Pancreatic cancer is the third leading cause of cancer-related deaths. Over 145 Americans-family, friends, neighbors and colleagues, are diagnosed every day. The disease kills more people than breast cancer in the United States. We must rewrite the future of pancreatic cancer. Take action now to bring hope to the pancreatic cancer community by donating, raising funds or spreading awareness that of the major cancers, pancreatic cancer has the lowest survival rate.
Support such groups as the Pancreatic Cancer Action Network who work for improving survival from pancreatic cancer by 2020.
Together, we can bring greater focus on the disease across the country, and rewrite the future of pancreatic cancer through:
  • More public awareness and visibility
  • Accelerated research
  • Increased funding for patient services for people battling pancreatic cancer
  • Clinical trials that match patient needs
  • Higher clinical trial enrollment rate
  • Doctors delivering best practices
  • Better detection tools and treatment options for patients
  • Year-round government advocacy efforts on Capitol Hill to ensure federal research funding as a national priority
Display purple this month and Wage Hope today in the fight against pancreatic cancer.

We were thrilled about our recent article in the Orange County Register print and web editions on July 29, 2010.  Below is the article and a link to the Orange County Register Website. ster.com/articles/bow-259143-king-size.html

Remember that Christmas car TV commercial with the gigantic red bow on top of a white Lexus? Some one had to make that bow. That someone is Lynda King, founder with Kendra Jacoby of King Size Bows in Newport Beach.

Lexus December to Remember car with large red bow

The Giant Red Car Bow that made us famous! The Lexus Holiday Car Bow

If you see a really big bow on a building, a car or a commercial display, it’s not a bad guess that it came from King Size Bows.
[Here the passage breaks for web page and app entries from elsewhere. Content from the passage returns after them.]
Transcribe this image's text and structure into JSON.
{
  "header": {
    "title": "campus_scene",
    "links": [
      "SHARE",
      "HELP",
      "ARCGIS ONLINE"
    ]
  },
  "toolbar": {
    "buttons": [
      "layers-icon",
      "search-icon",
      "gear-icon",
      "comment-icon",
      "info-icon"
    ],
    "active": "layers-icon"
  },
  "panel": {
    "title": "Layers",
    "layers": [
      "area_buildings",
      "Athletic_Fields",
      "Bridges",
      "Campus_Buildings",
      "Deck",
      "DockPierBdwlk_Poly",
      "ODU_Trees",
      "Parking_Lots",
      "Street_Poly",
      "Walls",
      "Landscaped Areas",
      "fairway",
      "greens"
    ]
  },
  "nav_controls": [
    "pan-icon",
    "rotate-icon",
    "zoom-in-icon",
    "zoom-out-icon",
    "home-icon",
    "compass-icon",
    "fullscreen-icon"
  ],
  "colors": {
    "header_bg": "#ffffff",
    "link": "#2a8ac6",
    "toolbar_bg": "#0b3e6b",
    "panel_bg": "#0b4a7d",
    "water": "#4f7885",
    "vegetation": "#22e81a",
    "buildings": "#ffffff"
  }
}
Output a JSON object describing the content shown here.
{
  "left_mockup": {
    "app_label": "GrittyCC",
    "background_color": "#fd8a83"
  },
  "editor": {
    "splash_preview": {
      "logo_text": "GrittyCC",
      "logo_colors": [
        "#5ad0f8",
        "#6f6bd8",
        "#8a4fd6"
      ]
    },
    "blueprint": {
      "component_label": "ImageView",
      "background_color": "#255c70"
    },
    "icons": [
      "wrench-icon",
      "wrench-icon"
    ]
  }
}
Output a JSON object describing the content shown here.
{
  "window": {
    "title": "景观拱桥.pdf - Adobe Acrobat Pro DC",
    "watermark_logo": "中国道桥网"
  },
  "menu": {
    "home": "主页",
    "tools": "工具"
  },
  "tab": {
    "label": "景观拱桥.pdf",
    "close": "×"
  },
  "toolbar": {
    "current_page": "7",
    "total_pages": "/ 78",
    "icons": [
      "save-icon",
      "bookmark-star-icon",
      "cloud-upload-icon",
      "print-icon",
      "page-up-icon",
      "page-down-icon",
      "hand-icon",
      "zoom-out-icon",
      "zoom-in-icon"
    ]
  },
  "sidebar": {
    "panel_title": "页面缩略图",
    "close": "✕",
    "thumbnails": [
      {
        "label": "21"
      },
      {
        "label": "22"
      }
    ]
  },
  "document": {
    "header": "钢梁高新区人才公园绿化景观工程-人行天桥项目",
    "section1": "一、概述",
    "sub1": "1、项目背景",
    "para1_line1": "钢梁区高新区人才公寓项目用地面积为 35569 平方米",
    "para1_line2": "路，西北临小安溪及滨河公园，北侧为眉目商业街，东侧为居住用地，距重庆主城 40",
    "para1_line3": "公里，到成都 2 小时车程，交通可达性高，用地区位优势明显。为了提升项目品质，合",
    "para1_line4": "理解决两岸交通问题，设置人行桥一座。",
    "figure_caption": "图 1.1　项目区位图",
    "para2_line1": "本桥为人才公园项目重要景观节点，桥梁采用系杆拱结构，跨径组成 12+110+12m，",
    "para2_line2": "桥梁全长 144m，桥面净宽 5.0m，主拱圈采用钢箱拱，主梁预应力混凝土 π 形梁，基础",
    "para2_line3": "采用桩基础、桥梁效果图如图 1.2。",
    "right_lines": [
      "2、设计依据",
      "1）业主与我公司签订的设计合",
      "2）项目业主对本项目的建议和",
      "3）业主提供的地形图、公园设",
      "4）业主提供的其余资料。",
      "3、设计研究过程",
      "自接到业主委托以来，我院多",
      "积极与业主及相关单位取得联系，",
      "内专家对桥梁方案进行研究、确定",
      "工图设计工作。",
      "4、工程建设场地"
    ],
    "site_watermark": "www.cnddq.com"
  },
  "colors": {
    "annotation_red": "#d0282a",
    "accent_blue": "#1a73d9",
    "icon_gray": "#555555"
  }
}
Among the company’s assignments:

 

  • TV hostess Oprah gave away 276 cars, each with a King Size Bow on it
  • The Empire State Building
  • Gigantic packages displayed at Rockefeller Center in New York
  • Many Ford, Lincoln Mercury and Mitsubishi dealerships nationwide
  • Sharper Image interior decorations

“We’ve sold bows for horses, for tractors, for houses,” King said. “Bows are a happy visual. They don’t have a religious connotation.”

Among the more unusual requests: A young man ordered a purple bow for a man-sized box he used in his marriage proposal to his girlfriend. Or the drag queen who wanted to wrap himself up to give to his boyfriend.

“We sell internationally but mostly in the U.S,” she said. ” The standard bows are made in Los Angeles and sent to us partly assembled. The custom ones are made in our Costa Mesa warehouse.”

The standard bows the company keeps in stock sell for $49 to $125. The custom bows can cost thousands of dollars and come in any style or size. The most expensive King has made was a 20-foot-tall bow and building wrap for a hospital opening that cost $5,300.

There are some other big bow manufacturers and each has different styles, some poofy, others — like King Size Bows — are sleek and tailored. The custom orders are whatever the customer requests, King said. “We’re not necessarily the cheapest but we emphasize quality control.”

It all started nine years ago when King and her husband wanted to give their daughter a white Volkswagen convertible.

“I needed the biggest bow and I couldn’t find one anywhere,” King recalled. “I called car dealerships and described what I wanted and they said, ‘I wish we had them; we get requests like that all the time.'”

That’s the type of hint King always keeps her entrepreneurial antenna turned for. “Most people hear opportunities all the time; I really listen for them,” she said.

She previously owned a jewelry line called the King Collection that she sold to the Home Shopping Network. For the bow venture, she said it was natural to call on Jacoby, her friend of more than 25 years, to partner with her.

They started by having a booth at a national auto dealers’ convention. Once they got into one dealership for a brand, word spread and they got into others throughout the network. Then they got a call from the Sharper Image to decorate all its stores. Oprah’s assistants found the company by Google adwords.

Typically the pair do all the work, but they bring on as many as 40 temporary workers in September and October for the Christmas rush.